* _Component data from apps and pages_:
■ ■ ■

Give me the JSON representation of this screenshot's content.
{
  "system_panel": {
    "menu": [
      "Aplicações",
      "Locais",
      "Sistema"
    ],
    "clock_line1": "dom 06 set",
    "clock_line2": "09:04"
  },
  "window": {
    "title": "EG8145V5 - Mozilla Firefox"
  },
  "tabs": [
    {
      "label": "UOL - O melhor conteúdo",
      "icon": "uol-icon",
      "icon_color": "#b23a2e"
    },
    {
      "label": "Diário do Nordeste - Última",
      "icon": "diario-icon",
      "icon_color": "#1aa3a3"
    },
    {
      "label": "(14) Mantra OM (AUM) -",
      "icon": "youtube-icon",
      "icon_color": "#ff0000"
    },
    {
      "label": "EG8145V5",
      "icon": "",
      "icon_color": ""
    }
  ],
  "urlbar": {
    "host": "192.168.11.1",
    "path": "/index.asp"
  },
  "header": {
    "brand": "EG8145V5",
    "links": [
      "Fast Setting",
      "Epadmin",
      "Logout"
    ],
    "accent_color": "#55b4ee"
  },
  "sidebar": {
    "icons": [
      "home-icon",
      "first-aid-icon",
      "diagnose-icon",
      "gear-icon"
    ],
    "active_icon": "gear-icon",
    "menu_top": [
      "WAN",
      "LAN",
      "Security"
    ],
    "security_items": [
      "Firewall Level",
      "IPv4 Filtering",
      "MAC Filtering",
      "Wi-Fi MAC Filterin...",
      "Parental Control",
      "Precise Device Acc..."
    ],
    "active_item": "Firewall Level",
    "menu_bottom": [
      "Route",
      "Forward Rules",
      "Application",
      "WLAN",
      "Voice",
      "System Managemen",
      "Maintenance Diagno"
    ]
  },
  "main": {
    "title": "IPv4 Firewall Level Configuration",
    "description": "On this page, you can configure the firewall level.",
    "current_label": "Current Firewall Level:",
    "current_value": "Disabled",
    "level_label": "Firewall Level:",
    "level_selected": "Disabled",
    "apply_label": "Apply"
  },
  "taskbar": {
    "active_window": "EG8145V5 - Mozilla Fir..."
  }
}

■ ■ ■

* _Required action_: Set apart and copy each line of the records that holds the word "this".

* _Reply to the task_:
Give me the JSON representation of this screenshot's content.
    "description": "On this page, you can configure the firewall level.",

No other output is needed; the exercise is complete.